The bond dissociation enthalpy for the Cr-C2Cl4 bond in gas-phase Cr(CO)5(C2Cl4) has been determined to be 12.8 ± 1.6 kcal/mol using transient infrared spectroscopy. The results of a density functional theory-based energy decomposition analysis are used to quantify the metal-olefin bonding interactions in terms of the bonding description provided by the Dewar-Chatt-Duncanson model (σ donation and back-bonding). The bond energy decomposition analysis reveals that metal-olefin bond strengths can be strongly influenced by the Pauli repulsion energy and by the energy necessary to deform the olefin and the metal-centered moiety from their equilibrium geometries to their geometry in the final complex. Further, a comparison between the metal-olefin bond strengths and the magnitude of the electronic interactions demonstrates that the energy associated with these deformations is the determining factor in the trends in bond enthalpies in the series of complexes Cr(CO)5(C2X4) (X = H, F, Cl). Though deformation of the Cr(CO)5 moiety contributes to the overall deformation energy, the major contribution involves deformation of the olefin. This occurs as a consequence of rehybridization of the olefin as a result of metal-olefin back-bonding. The results are discussed in terms of the Dewar-Chatt-Duncanson model, which provides the accepted qualitative description of bonding in organometallic olefin complexes.
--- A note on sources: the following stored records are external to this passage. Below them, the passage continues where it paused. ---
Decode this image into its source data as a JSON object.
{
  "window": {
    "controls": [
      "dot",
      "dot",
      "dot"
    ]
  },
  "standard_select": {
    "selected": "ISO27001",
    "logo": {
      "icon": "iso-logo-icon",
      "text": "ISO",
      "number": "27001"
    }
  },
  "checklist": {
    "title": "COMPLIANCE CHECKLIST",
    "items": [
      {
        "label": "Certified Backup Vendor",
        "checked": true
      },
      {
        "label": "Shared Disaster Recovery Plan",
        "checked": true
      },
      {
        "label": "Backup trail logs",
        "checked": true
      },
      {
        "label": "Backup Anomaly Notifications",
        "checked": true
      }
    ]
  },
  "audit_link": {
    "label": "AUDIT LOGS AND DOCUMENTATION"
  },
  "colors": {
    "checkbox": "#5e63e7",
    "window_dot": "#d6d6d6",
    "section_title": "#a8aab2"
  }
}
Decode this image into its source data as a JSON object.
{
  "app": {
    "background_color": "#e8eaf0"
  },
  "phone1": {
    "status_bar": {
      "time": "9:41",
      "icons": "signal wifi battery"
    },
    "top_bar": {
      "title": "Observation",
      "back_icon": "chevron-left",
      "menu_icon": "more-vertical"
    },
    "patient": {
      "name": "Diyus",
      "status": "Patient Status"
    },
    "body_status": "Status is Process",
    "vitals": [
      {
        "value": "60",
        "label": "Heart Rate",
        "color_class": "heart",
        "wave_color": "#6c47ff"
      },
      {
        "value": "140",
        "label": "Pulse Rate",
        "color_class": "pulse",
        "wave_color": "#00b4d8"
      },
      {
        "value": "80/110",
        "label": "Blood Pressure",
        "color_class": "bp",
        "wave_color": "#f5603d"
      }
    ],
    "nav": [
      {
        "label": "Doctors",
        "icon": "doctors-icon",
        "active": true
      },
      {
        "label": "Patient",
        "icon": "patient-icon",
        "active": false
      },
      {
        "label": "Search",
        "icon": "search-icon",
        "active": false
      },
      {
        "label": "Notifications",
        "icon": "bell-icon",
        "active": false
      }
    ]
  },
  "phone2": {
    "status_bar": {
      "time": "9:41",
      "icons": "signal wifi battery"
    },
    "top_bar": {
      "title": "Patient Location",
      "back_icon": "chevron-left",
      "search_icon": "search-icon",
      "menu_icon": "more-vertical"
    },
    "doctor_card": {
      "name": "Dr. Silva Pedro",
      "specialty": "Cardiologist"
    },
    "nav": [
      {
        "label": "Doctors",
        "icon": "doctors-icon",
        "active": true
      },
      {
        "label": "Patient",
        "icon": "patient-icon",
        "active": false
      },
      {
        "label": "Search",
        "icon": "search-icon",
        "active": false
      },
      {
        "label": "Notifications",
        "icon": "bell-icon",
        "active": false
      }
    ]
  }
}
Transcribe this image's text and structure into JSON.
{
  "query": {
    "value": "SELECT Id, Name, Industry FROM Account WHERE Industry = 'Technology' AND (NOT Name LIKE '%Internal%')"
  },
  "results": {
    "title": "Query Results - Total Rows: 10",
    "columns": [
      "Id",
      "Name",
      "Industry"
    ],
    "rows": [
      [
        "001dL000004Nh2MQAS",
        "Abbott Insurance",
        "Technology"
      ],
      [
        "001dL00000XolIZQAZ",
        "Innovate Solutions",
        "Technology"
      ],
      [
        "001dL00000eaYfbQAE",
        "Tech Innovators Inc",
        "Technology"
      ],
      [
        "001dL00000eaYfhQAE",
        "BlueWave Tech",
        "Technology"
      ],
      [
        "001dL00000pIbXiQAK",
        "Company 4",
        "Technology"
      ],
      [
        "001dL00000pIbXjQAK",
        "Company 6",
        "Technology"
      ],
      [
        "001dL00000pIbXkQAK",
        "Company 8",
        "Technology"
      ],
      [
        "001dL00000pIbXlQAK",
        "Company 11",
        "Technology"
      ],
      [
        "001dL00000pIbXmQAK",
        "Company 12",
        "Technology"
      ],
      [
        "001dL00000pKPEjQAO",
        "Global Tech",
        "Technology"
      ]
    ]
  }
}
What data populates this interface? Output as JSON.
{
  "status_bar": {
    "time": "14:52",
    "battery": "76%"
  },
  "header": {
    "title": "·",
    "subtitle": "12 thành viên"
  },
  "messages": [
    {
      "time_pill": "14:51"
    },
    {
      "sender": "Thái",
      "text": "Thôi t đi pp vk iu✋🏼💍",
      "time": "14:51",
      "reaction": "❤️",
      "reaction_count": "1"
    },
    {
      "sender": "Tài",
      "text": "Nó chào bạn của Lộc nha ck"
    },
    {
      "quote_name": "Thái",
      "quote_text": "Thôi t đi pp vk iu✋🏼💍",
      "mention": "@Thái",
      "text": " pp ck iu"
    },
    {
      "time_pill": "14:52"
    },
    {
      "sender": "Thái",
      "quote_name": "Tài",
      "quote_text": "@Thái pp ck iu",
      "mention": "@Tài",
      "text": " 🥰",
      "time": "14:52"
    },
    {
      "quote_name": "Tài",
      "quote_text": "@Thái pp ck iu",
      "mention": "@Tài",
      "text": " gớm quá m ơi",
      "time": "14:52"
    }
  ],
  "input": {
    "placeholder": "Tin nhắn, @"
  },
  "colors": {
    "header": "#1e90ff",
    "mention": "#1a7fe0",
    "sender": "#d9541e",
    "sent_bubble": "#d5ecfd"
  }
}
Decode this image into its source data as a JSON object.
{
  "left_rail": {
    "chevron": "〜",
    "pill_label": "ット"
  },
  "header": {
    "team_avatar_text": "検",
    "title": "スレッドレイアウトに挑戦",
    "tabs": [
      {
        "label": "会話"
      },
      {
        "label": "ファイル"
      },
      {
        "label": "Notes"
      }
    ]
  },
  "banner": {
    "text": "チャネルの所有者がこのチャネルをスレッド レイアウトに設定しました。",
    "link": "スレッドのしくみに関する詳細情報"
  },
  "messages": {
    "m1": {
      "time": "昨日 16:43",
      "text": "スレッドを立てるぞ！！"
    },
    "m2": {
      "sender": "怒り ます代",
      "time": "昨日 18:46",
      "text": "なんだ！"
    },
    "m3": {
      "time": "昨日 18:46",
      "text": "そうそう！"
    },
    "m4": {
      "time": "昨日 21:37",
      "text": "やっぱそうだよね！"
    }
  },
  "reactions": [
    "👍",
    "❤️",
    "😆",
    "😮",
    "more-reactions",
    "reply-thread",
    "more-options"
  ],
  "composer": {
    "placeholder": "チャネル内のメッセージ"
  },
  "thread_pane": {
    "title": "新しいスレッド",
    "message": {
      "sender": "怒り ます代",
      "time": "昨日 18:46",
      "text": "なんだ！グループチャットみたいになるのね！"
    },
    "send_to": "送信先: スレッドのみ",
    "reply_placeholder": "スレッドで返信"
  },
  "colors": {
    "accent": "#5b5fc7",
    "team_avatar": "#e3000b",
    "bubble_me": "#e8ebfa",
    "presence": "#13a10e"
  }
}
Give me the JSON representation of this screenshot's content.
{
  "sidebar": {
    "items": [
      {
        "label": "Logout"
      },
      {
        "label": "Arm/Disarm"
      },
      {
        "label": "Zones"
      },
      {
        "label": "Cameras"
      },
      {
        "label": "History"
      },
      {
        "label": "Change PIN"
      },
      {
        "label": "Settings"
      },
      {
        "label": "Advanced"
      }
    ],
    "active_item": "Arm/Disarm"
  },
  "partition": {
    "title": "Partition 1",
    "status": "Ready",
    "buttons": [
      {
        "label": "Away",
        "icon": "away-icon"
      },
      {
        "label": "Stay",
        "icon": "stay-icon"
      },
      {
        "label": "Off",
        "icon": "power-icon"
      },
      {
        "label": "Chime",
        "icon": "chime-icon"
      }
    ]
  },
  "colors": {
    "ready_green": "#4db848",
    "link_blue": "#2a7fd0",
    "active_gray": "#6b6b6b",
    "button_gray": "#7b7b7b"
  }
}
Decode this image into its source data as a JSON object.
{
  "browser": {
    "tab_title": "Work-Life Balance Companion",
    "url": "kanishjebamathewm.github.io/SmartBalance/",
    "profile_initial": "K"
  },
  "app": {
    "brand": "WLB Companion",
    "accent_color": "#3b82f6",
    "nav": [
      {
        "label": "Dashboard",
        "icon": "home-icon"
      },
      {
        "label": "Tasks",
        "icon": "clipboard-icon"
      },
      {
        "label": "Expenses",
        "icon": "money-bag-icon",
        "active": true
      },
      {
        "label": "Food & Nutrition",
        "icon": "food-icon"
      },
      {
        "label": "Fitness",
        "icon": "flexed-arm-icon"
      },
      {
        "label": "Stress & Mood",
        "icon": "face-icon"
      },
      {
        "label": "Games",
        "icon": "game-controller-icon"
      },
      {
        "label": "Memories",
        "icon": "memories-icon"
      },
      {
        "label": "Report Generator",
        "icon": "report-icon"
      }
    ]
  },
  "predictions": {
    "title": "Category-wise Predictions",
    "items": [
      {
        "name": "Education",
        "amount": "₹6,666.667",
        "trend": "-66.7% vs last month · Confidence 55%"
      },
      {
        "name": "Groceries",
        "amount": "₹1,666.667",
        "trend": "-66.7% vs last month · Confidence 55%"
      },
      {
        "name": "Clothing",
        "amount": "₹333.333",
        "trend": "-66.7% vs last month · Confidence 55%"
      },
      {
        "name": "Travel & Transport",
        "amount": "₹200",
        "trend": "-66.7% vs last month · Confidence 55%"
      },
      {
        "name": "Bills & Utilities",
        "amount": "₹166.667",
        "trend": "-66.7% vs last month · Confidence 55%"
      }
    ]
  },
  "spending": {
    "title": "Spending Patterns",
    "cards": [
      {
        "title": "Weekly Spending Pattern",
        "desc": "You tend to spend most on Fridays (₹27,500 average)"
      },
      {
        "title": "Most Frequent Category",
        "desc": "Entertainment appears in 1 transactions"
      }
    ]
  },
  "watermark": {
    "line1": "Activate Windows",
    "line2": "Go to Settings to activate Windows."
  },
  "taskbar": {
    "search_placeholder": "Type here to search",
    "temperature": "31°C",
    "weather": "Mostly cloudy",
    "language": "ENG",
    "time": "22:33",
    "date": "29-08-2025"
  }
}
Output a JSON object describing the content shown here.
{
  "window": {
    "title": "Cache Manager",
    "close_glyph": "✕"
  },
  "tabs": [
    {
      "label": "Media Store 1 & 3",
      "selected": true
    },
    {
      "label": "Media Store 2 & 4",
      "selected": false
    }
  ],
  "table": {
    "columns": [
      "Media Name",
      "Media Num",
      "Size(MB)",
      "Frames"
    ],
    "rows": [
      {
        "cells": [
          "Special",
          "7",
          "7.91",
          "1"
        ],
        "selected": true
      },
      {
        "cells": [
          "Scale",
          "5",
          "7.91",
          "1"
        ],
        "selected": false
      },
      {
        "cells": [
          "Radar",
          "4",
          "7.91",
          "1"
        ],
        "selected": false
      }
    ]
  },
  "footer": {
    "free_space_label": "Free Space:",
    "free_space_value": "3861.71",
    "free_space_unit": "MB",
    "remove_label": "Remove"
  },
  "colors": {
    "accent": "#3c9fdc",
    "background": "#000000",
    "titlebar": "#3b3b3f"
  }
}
ASJC Scopus subject areas
- Colloid and Surface Chemistry